"I'm just trying to do what I think is the right thing," said Hyland, whose father died of lung cancer at the age of 50. "The American Lung Association contacted me about these issues and asked me to introduce them. I said I would bring this up to the board."
In addition to a ban on vending machines, Hyland will ask fellow supervisors to increase the county's legal age for the purchase of tobacco products from 16 to 18, and to restrict free or low-cost tobacco products.
A spokesman for the Tobacco Institute, in the District, said the industry supports Hyland's goal of restricting tobacco use by minors, including raising the legal purchase age to 18, but it strongly opposes a ban on vending machines.
A ban "goes way too far," said Thomas Lauria of the Tobacco Institute. "You don't have to wipe out a small industry to curtail youth access. Eight out of 10 machines are located in taverns, factories or areas where children are not allowed or unlikely to frequent."

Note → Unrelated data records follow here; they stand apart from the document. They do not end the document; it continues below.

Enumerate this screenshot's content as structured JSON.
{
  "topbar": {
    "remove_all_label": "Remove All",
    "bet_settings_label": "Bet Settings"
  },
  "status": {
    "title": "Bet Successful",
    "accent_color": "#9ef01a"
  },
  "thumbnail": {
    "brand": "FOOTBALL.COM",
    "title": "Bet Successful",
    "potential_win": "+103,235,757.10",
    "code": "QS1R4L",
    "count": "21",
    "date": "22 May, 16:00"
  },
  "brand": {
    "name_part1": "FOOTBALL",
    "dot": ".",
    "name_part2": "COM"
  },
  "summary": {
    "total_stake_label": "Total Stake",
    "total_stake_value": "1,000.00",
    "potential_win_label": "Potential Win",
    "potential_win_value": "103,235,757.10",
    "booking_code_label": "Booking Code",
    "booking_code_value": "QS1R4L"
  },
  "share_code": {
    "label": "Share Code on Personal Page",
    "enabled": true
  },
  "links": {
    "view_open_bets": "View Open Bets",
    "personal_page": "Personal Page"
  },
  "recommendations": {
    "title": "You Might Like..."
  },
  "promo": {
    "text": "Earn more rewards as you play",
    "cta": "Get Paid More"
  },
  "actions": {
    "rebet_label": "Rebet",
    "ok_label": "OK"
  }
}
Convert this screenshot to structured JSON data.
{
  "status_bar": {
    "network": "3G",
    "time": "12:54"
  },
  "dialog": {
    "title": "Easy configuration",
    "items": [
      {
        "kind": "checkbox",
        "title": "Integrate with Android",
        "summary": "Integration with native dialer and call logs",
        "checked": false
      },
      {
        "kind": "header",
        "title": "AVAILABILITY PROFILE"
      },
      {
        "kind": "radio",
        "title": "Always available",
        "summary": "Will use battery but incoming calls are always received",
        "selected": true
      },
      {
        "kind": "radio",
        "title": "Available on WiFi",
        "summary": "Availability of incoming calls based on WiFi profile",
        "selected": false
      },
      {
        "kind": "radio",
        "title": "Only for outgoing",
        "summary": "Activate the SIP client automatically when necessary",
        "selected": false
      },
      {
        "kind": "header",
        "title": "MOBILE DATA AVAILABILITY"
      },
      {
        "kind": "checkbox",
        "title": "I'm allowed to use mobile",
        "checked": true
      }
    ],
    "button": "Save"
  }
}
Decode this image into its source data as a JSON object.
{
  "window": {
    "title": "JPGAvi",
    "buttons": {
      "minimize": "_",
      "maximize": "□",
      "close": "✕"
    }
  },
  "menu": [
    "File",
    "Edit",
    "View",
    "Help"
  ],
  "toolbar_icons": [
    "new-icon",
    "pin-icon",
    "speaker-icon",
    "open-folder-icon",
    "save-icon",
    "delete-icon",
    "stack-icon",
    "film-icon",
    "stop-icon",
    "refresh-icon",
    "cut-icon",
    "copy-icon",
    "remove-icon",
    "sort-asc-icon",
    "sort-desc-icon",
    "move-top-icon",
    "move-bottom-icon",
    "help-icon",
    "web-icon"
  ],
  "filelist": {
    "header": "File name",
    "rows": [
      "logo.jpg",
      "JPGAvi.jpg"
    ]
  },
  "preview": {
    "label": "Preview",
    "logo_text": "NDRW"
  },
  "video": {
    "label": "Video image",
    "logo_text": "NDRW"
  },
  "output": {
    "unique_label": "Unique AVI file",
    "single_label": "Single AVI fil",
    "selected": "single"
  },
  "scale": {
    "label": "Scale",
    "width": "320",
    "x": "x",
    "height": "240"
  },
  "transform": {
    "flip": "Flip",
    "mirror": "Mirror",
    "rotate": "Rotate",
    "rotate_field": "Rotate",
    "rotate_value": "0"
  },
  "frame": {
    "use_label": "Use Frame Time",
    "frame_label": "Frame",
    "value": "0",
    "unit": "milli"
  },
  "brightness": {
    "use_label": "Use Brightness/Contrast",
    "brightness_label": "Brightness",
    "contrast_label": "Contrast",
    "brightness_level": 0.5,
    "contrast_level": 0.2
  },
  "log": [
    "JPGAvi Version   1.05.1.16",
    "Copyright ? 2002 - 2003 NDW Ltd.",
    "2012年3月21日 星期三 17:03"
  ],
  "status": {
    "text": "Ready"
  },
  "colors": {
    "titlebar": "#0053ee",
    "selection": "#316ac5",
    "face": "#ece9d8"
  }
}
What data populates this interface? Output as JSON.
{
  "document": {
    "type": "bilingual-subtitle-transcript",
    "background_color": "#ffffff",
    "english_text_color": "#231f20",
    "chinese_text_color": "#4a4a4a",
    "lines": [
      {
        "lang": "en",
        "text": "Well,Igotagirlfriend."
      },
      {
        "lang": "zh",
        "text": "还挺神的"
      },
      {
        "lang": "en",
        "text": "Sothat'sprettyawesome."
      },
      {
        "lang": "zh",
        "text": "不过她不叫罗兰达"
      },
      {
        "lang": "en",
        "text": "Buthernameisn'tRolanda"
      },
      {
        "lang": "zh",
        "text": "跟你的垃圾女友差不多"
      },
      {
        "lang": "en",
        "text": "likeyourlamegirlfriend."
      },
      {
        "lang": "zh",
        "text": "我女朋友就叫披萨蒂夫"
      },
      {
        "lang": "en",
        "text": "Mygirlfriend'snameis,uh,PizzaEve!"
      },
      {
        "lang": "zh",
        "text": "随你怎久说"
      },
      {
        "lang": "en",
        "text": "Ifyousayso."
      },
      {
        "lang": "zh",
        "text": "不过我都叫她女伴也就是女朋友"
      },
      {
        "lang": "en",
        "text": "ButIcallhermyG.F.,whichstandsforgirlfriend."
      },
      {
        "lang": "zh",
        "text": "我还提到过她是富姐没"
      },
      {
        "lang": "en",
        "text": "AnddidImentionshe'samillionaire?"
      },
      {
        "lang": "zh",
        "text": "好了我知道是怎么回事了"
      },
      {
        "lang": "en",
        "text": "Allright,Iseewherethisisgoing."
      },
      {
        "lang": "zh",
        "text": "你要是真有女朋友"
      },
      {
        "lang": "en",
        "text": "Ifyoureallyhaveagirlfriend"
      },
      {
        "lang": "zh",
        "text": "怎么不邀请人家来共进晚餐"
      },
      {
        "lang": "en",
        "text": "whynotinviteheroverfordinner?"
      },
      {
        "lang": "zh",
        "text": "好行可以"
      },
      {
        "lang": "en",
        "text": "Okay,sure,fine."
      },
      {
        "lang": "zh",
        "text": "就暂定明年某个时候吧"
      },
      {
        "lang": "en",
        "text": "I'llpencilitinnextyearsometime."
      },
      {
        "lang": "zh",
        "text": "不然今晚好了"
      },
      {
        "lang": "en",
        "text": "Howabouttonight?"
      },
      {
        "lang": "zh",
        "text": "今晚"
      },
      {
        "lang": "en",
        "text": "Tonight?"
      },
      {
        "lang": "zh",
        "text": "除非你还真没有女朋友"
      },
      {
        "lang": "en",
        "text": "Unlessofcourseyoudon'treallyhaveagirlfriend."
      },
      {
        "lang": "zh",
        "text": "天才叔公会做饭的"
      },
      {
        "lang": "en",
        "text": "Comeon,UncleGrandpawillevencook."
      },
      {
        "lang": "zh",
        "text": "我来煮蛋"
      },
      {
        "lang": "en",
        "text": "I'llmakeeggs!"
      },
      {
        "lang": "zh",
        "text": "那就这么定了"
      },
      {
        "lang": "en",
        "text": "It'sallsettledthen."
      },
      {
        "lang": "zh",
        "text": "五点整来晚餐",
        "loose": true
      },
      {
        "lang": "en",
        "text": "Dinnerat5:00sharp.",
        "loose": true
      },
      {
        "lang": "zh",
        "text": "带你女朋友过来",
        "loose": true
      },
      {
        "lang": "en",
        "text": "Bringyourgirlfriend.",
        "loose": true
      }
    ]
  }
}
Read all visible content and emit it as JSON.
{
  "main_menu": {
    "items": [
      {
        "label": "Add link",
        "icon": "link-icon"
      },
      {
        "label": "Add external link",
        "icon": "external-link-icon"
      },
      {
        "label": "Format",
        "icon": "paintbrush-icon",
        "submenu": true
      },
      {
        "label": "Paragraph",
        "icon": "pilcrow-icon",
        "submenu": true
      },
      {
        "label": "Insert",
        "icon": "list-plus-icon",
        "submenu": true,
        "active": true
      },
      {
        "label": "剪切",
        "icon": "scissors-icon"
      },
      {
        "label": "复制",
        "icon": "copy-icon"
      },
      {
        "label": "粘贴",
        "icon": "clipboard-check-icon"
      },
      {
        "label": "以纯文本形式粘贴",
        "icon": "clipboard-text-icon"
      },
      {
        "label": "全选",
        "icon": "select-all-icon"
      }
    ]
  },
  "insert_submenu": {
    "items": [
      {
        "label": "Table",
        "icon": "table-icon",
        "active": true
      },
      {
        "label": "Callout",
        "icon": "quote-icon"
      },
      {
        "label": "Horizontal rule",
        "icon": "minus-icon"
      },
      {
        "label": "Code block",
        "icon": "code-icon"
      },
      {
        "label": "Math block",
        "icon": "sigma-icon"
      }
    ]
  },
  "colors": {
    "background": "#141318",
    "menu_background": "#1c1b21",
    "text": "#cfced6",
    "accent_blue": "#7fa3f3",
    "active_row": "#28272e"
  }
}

Last month the D.C. Council approved an anti-smoking measure that bans the sale of cigarettes to persons younger than 18 and restricts cigarette vending machines to nightclubs and restaurants that serve hard liquor. The Takoma Park City Council last July banned cigarette vending machines in premises accessible to children.
Several municipalities in the Washington area, including Fairfax, have established smoke-free areas in public buildings and in some restaurants.
Although Hyland believes he has enough board votes to get his proposals passed, the county will almost certainly first have to go to Richmond to get state lawmakers' approval to pass the measure.
Under the so-called Dillon Rule, Virginia counties are restricted as to what laws they can pass without first obtaining approval from state legislators.
"I know it is going to be tough sledding," Hyland said.
Virginia ranks second among the 50 states in the manufacture of cigarettes and fifth in tobacco cultivation, according to a study by the Tobacco Institute. About 46,300 people work in Virginia's cigarette industry, equal to 1.8 percent of the work force.
Del. Bernard S. Cohen (D-Alexandria), who has championed legislative efforts in Richmond to restrict smoking, said he thinks Hyland's proposal has a "decent chance" of passing the legislature.
Board members Thomas M. Davis III (R-Mason) and Martha V. Pennino (D-Centreville) said they will support Hyland's proposal.
Others, including Chairman Audrey Moore (D) and Sharon Bulova (D-Annandale), said they were in favor of the goals, but wanted to see Hyland's specifics before they gave support.
"I'm going to wait and listen to his rationale," Bulova said. "Maybe I'm sympathetic to what he wants to do by banning vending machines, but I want to give it some more thought."
The county Board of Supervisors is expected Monday to consider legislation that would:
Place a countywide ban on all cigarette vending machines.
Raise the legal age to buy tobacco products from 16 years old to 18.
Restrict distribution of free samples or discount priced tobacco products in the county.
The City Council last July voted to:
Ban cigarette vending machines in areas accessible to children.
Ban smoking in day-care centers.
Ban free distribution of tobacco products.
The D.C. Council last month approved a measure that:
Bans sale of cigarettes to persons under age 18.
Allows vending machine sales of cigarettes only in nightclubs and restaurants that serve hard liquor.
Requires the D.C. government and private workplaces to adopt policies that limit or ban smoking areas.
Bans free distribution of cigarettes on street corners and public parks.